It has been estimated that 0.7 million hectares of forest in Paraguay was illegally converted for export-oriented agriculture during 2000-12 (Lawson 2014), the equivalent of 200 football pitches every day.
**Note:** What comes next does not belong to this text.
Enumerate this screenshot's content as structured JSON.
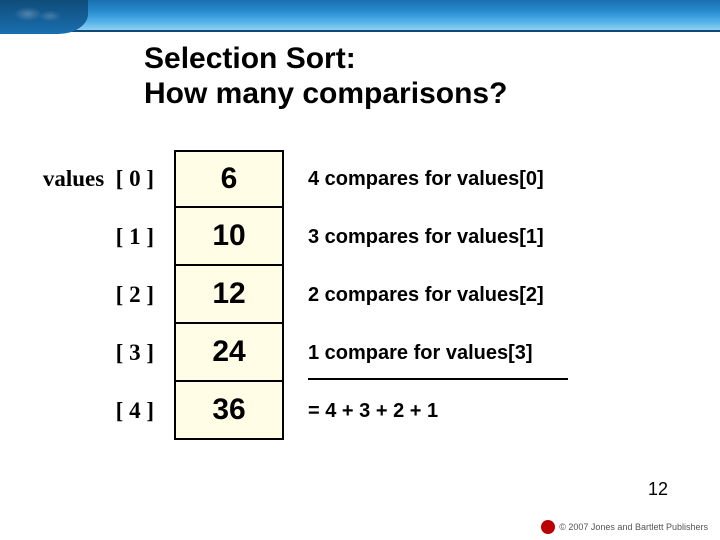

Thirty percent of Paraguay’s soy exports are reckoned to originate from illegally deforested land, as are 20 percent of the country’s beef exports (ibid.)
Hansen, M.C., P.V. Potapov, R. Moore, M. Hancher, S.A. Turubanova, A. Tyukavina, D. Thau, S.V. Stehman, S.J. Goetz, T.R. Loveland, A. Kommareddy, A. Egorov, L. Chini, C.O. Justice, and J.R.G. Townshend. 2013. “High-Resolution Global Maps of 21st-Century Forest Cover Change.” Science 342 (6160): 850-853. doi: 10.1126/science.1244693.
Republic of Paraguay. 2008. Forest Carbon Partnership Facility Readiness Plan Idea Note (R-PIN), July.INECIP. 2016. Deforestación e Impunidad: Análisis de la actuación del Ministerio Público y del Poder Judicial en los casos de deforestación en la zona del Bosque Atlántico del Alto Paraná (BAAPA)
WWF Paraguay. 2013. “Alarmante deforestación en tierras de Teixeira, en Paso Kurusu.” WWF Paraguay, October 25.
The Guardian. 2016. Disappearing world: Paraguay’s Ayoreo people fight devastating land sales. 25th January 2016. https://www.theguardian.com/global-development/2016/jan/25/paraguay-ayoreo-people-chaco-fighting-back-land-sales
Clark, P. 2014. ‘Not even Paraguayan national parks are free from Deforestation!’, blog citing data from Guyra Paraguay, 27th Oct 2014, http://nationalparksofparaguay.blogspot.co.uk/2014/10/not-even-paraguayan-national-parks-are.html
Lawson, 2014, Consumer Goods and Deforestation,
This summary was last updated in September 2016. For more recent information, please see news on Paraguay here.